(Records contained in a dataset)

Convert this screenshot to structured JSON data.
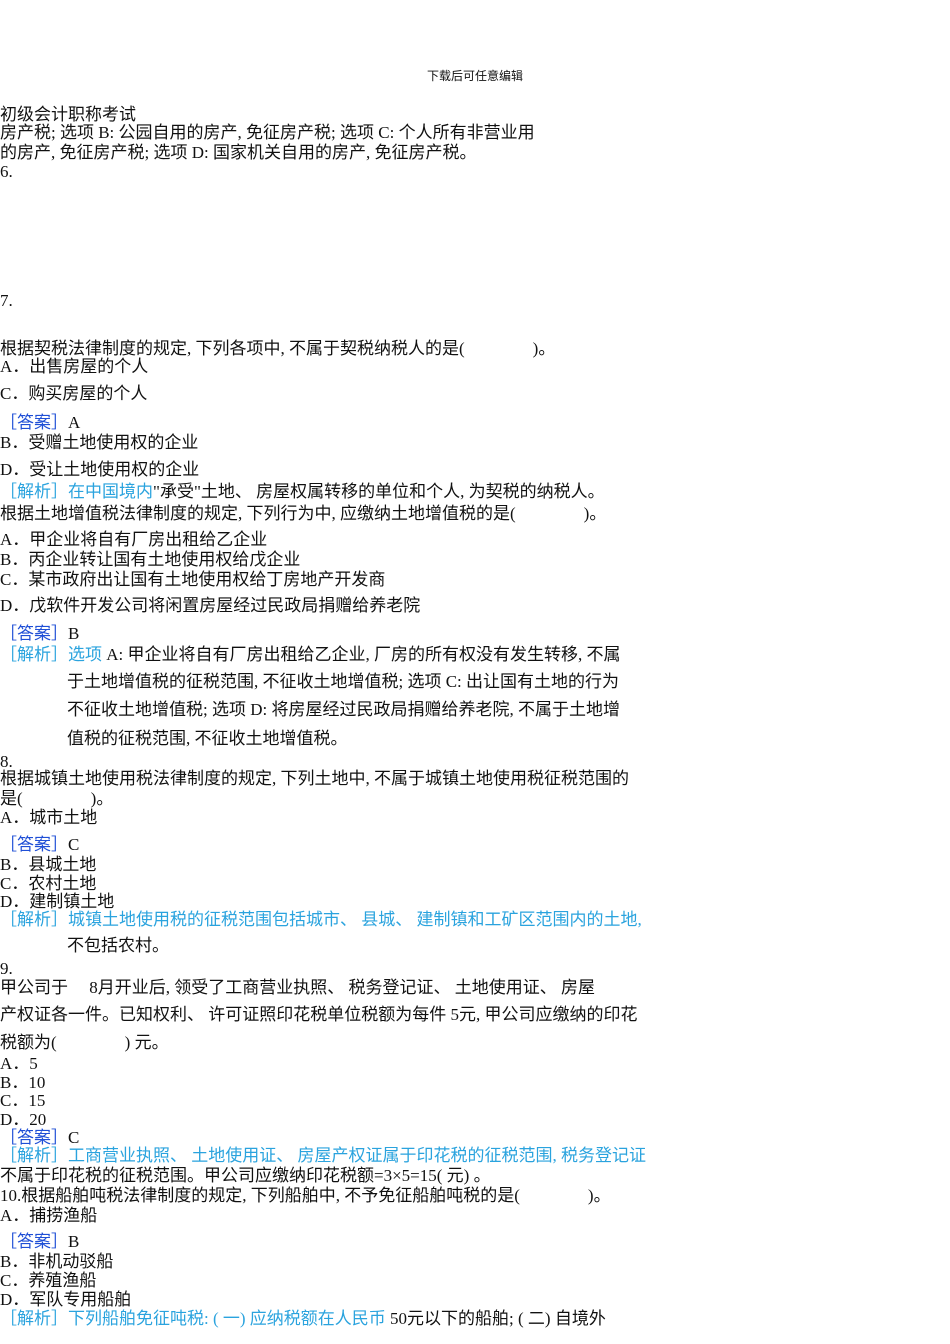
{
  "header": "下载后可任意编辑",
  "lines": {
    "l1": "初级会计职称考试",
    "l2": "房产税; 选项 B: 公园自用的房产, 免征房产税; 选项 C: 个人所有非营业用",
    "l3": "的房产, 免征房产税; 选项 D: 国家机关自用的房产, 免征房产税。",
    "n6": "6.",
    "n7": "7.",
    "q7": "根据契税法律制度的规定, 下列各项中, 不属于契税纳税人的是(　　　　)。",
    "q7a": "A．出售房屋的个人",
    "q7c": "C．购买房屋的个人",
    "q7ans_tag": "［答案］",
    "q7ans": "A",
    "q7b": "B．受赠土地使用权的企业",
    "q7d": "D．受让土地使用权的企业",
    "q7exp_tag": "［解析］",
    "q7exp_blue": "在中国境内",
    "q7exp": "\"承受\"土地、 房屋权属转移的单位和个人, 为契税的纳税人。",
    "q7b2": "根据土地增值税法律制度的规定, 下列行为中, 应缴纳土地增值税的是(　　　　)。",
    "q7b2a": "A．甲企业将自有厂房出租给乙企业",
    "q7b2b": "B．丙企业转让国有土地使用权给戊企业",
    "q7b2c": "C．某市政府出让国有土地使用权给丁房地产开发商",
    "q7b2d": "D．戊软件开发公司将闲置房屋经过民政局捐赠给养老院",
    "q7b2ans_tag": "［答案］",
    "q7b2ans": "B",
    "q7b2exp_tag": "［解析］",
    "q7b2exp_blue": "选项",
    "q7b2exp1": " A: 甲企业将自有厂房出租给乙企业, 厂房的所有权没有发生转移, 不属",
    "q7b2exp2": "于土地增值税的征税范围, 不征收土地增值税; 选项 C: 出让国有土地的行为",
    "q7b2exp3": "不征收土地增值税; 选项 D: 将房屋经过民政局捐赠给养老院, 不属于土地增",
    "q7b2exp4": "值税的征税范围, 不征收土地增值税。",
    "n8": "8.",
    "q8_1": "根据城镇土地使用税法律制度的规定, 下列土地中, 不属于城镇土地使用税征税范围的",
    "q8_2": "是(　　　　)。",
    "q8a": "A．城市土地",
    "q8ans_tag": "［答案］",
    "q8ans": "C",
    "q8b": "B．县城土地",
    "q8c": "C．农村土地",
    "q8d": "D．建制镇土地",
    "q8exp_tag": "［解析］",
    "q8exp1": "城镇土地使用税的征税范围包括城市、 县城、 建制镇和工矿区范围内的土地,",
    "q8exp2": "不包括农村。",
    "n9": "9.",
    "q9_1": "甲公司于　 8月开业后, 领受了工商营业执照、 税务登记证、 土地使用证、 房屋",
    "q9_2": "产权证各一件。已知权利、 许可证照印花税单位税额为每件 5元, 甲公司应缴纳的印花",
    "q9_3": "税额为(　　　　) 元。",
    "q9a": "A．5",
    "q9b": "B．10",
    "q9c": "C．15",
    "q9d": "D．20",
    "q9ans_tag": "［答案］",
    "q9ans": "C",
    "q9exp_tag": "［解析］",
    "q9exp1": "工商营业执照、 土地使用证、 房屋产权证属于印花税的征税范围, 税务登记证",
    "q9exp2": "不属于印花税的征税范围。甲公司应缴纳印花税额=3×5=15( 元) 。",
    "q10": "10.根据船舶吨税法律制度的规定, 下列船舶中, 不予免征船舶吨税的是(　　　　)。",
    "q10a": "A．捕捞渔船",
    "q10ans_tag": "［答案］",
    "q10ans": "B",
    "q10b": "B．非机动驳船",
    "q10c": "C．养殖渔船",
    "q10d": "D．军队专用船舶",
    "q10exp_tag": "［解析］",
    "q10exp_blue": "下列船舶免征吨税: ( 一) 应纳税额在人民币",
    "q10exp": " 50元以下的船舶; ( 二) 自境外"
  }
}
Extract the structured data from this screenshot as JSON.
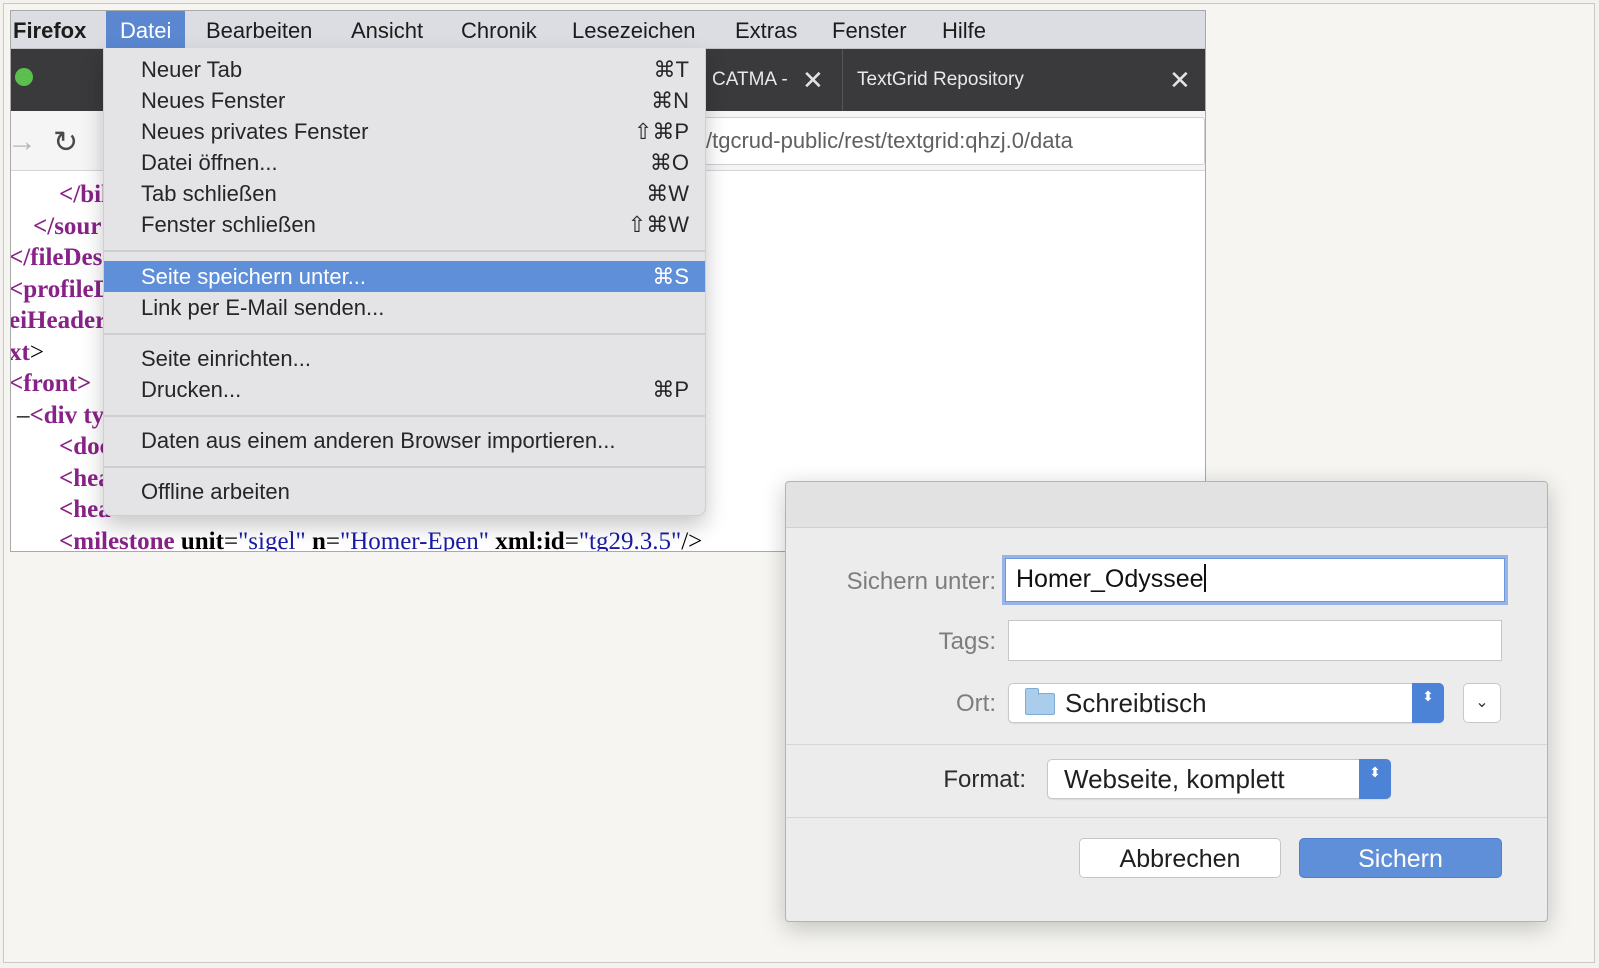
{
  "menubar": {
    "app_name": "Firefox",
    "items": [
      "Datei",
      "Bearbeiten",
      "Ansicht",
      "Chronik",
      "Lesezeichen",
      "Extras",
      "Fenster",
      "Hilfe"
    ]
  },
  "tabs": [
    {
      "title": "CATMA -"
    },
    {
      "title": "TextGrid Repository"
    }
  ],
  "icons": {
    "close": "✕",
    "forward": "→",
    "reload": "↻",
    "dropdown": "⌄",
    "stepper": "⬍"
  },
  "urlbar": {
    "value": "/tgcrud-public/rest/textgrid:qhzj.0/data"
  },
  "xml": {
    "l1": "</bil",
    "l2": "</sour",
    "l3": "</fileDesc",
    "l4": "<profileD",
    "l5": "eiHeader",
    "l6_tag": "xt",
    "l6_close": ">",
    "l7": "<front>",
    "l8_dash": "–",
    "l8_tag": "<div ty",
    "l9": "<doc",
    "l10": "<hea",
    "l11": "<hea",
    "l12": {
      "open": "<milestone",
      "a1": " unit",
      "eq1": "=",
      "v1": "\"sigel\"",
      "a2": " n",
      "eq2": "=",
      "v2": "\"Homer-Epen\"",
      "a3": " xml:id",
      "eq3": "=",
      "v3": "\"tg29.3.5\"",
      "close": "/>"
    }
  },
  "datei_menu": {
    "items": [
      {
        "label": "Neuer Tab",
        "shortcut": "⌘T"
      },
      {
        "label": "Neues Fenster",
        "shortcut": "⌘N"
      },
      {
        "label": "Neues privates Fenster",
        "shortcut": "⇧⌘P"
      },
      {
        "label": "Datei öffnen...",
        "shortcut": "⌘O"
      },
      {
        "label": "Tab schließen",
        "shortcut": "⌘W"
      },
      {
        "label": "Fenster schließen",
        "shortcut": "⇧⌘W"
      },
      {
        "label": "Seite speichern unter...",
        "shortcut": "⌘S"
      },
      {
        "label": "Link per E-Mail senden...",
        "shortcut": ""
      },
      {
        "label": "Seite einrichten...",
        "shortcut": ""
      },
      {
        "label": "Drucken...",
        "shortcut": "⌘P"
      },
      {
        "label": "Daten aus einem anderen Browser importieren...",
        "shortcut": ""
      },
      {
        "label": "Offline arbeiten",
        "shortcut": ""
      }
    ]
  },
  "save_dialog": {
    "save_as_label": "Sichern unter:",
    "save_as_value": "Homer_Odyssee",
    "tags_label": "Tags:",
    "tags_value": "",
    "location_label": "Ort:",
    "location_value": "Schreibtisch",
    "format_label": "Format:",
    "format_value": "Webseite, komplett",
    "cancel_label": "Abbrechen",
    "save_label": "Sichern"
  },
  "colors": {
    "menu_active": "#5b87d1",
    "highlight": "#5f8fd8",
    "xml_tag": "#882288",
    "xml_value": "#1a1aa6"
  }
}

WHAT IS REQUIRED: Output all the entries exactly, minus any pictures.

ANSWER BELOW:
Convert this screenshot to structured JSON data.
{
  "header": "下载后可任意编辑",
  "lines": {
    "l1": "初级会计职称考试",
    "l2": "房产税; 选项 B: 公园自用的房产, 免征房产税; 选项 C: 个人所有非营业用",
    "l3": "的房产, 免征房产税; 选项 D: 国家机关自用的房产, 免征房产税。",
    "n6": "6.",
    "n7": "7.",
    "q7": "根据契税法律制度的规定, 下列各项中, 不属于契税纳税人的是(　　　　)。",
    "q7a": "A．出售房屋的个人",
    "q7c": "C．购买房屋的个人",
    "q7ans_tag": "［答案］",
    "q7ans": "A",
    "q7b": "B．受赠土地使用权的企业",
    "q7d": "D．受让土地使用权的企业",
    "q7exp_tag": "［解析］",
    "q7exp_blue": "在中国境内",
    "q7exp": "\"承受\"土地、 房屋权属转移的单位和个人, 为契税的纳税人。",
    "q7b2": "根据土地增值税法律制度的规定, 下列行为中, 应缴纳土地增值税的是(　　　　)。",
    "q7b2a": "A．甲企业将自有厂房出租给乙企业",
    "q7b2b": "B．丙企业转让国有土地使用权给戊企业",
    "q7b2c": "C．某市政府出让国有土地使用权给丁房地产开发商",
    "q7b2d": "D．戊软件开发公司将闲置房屋经过民政局捐赠给养老院",
    "q7b2ans_tag": "［答案］",
    "q7b2ans": "B",
    "q7b2exp_tag": "［解析］",
    "q7b2exp_blue": "选项",
    "q7b2exp1": " A: 甲企业将自有厂房出租给乙企业, 厂房的所有权没有发生转移, 不属",
    "q7b2exp2": "于土地增值税的征税范围, 不征收土地增值税; 选项 C: 出让国有土地的行为",
    "q7b2exp3": "不征收土地增值税; 选项 D: 将房屋经过民政局捐赠给养老院, 不属于土地增",
    "q7b2exp4": "值税的征税范围, 不征收土地增值税。",
    "n8": "8.",
    "q8_1": "根据城镇土地使用税法律制度的规定, 下列土地中, 不属于城镇土地使用税征税范围的",
    "q8_2": "是(　　　　)。",
    "q8a": "A．城市土地",
    "q8ans_tag": "［答案］",
    "q8ans": "C",
    "q8b": "B．县城土地",
    "q8c": "C．农村土地",
    "q8d": "D．建制镇土地",
    "q8exp_tag": "［解析］",
    "q8exp1": "城镇土地使用税的征税范围包括城市、 县城、 建制镇和工矿区范围内的土地,",
    "q8exp2": "不包括农村。",
    "n9": "9.",
    "q9_1": "甲公司于　 8月开业后, 领受了工商营业执照、 税务登记证、 土地使用证、 房屋",
    "q9_2": "产权证各一件。已知权利、 许可证照印花税单位税额为每件 5元, 甲公司应缴纳的印花",
    "q9_3": "税额为(　　　　) 元。",
    "q9a": "A．5",
    "q9b": "B．10",
    "q9c": "C．15",
    "q9d": "D．20",
    "q9ans_tag": "［答案］",
    "q9ans": "C",
    "q9exp_tag": "［解析］",
    "q9exp1": "工商营业执照、 土地使用证、 房屋产权证属于印花税的征税范围, 税务登记证",
    "q9exp2": "不属于印花税的征税范围。甲公司应缴纳印花税额=3×5=15( 元) 。",
    "q10": "10.根据船舶吨税法律制度的规定, 下列船舶中, 不予免征船舶吨税的是(　　　　)。",
    "q10a": "A．捕捞渔船",
    "q10ans_tag": "［答案］",
    "q10ans": "B",
    "q10b": "B．非机动驳船",
    "q10c": "C．养殖渔船",
    "q10d": "D．军队专用船舶",
    "q10exp_tag": "［解析］",
    "q10exp_blue": "下列船舶免征吨税: ( 一) 应纳税额在人民币",
    "q10exp": " 50元以下的船舶; ( 二) 自境外"
  }
}
Extract the structured data from this screenshot as JSON.
{
  "menubar": {
    "app_name": "Firefox",
    "items": [
      "Datei",
      "Bearbeiten",
      "Ansicht",
      "Chronik",
      "Lesezeichen",
      "Extras",
      "Fenster",
      "Hilfe"
    ]
  },
  "tabs": [
    {
      "title": "CATMA -"
    },
    {
      "title": "TextGrid Repository"
    }
  ],
  "icons": {
    "close": "✕",
    "forward": "→",
    "reload": "↻",
    "dropdown": "⌄",
    "stepper": "⬍"
  },
  "urlbar": {
    "value": "/tgcrud-public/rest/textgrid:qhzj.0/data"
  },
  "xml": {
    "l1": "</bil",
    "l2": "</sour",
    "l3": "</fileDesc",
    "l4": "<profileD",
    "l5": "eiHeader",
    "l6_tag": "xt",
    "l6_close": ">",
    "l7": "<front>",
    "l8_dash": "–",
    "l8_tag": "<div ty",
    "l9": "<doc",
    "l10": "<hea",
    "l11": "<hea",
    "l12": {
      "open": "<milestone",
      "a1": " unit",
      "eq1": "=",
      "v1": "\"sigel\"",
      "a2": " n",
      "eq2": "=",
      "v2": "\"Homer-Epen\"",
      "a3": " xml:id",
      "eq3": "=",
      "v3": "\"tg29.3.5\"",
      "close": "/>"
    }
  },
  "datei_menu": {
    "items": [
      {
        "label": "Neuer Tab",
        "shortcut": "⌘T"
      },
      {
        "label": "Neues Fenster",
        "shortcut": "⌘N"
      },
      {
        "label": "Neues privates Fenster",
        "shortcut": "⇧⌘P"
      },
      {
        "label": "Datei öffnen...",
        "shortcut": "⌘O"
      },
      {
        "label": "Tab schließen",
        "shortcut": "⌘W"
      },
      {
        "label": "Fenster schließen",
        "shortcut": "⇧⌘W"
      },
      {
        "label": "Seite speichern unter...",
        "shortcut": "⌘S"
      },
      {
        "label": "Link per E-Mail senden...",
        "shortcut": ""
      },
      {
        "label": "Seite einrichten...",
        "shortcut": ""
      },
      {
        "label": "Drucken...",
        "shortcut": "⌘P"
      },
      {
        "label": "Daten aus einem anderen Browser importieren...",
        "shortcut": ""
      },
      {
        "label": "Offline arbeiten",
        "shortcut": ""
      }
    ]
  },
  "save_dialog": {
    "save_as_label": "Sichern unter:",
    "save_as_value": "Homer_Odyssee",
    "tags_label": "Tags:",
    "tags_value": "",
    "location_label": "Ort:",
    "location_value": "Schreibtisch",
    "format_label": "Format:",
    "format_value": "Webseite, komplett",
    "cancel_label": "Abbrechen",
    "save_label": "Sichern"
  },
  "colors": {
    "menu_active": "#5b87d1",
    "highlight": "#5f8fd8",
    "xml_tag": "#882288",
    "xml_value": "#1a1aa6"
  }
}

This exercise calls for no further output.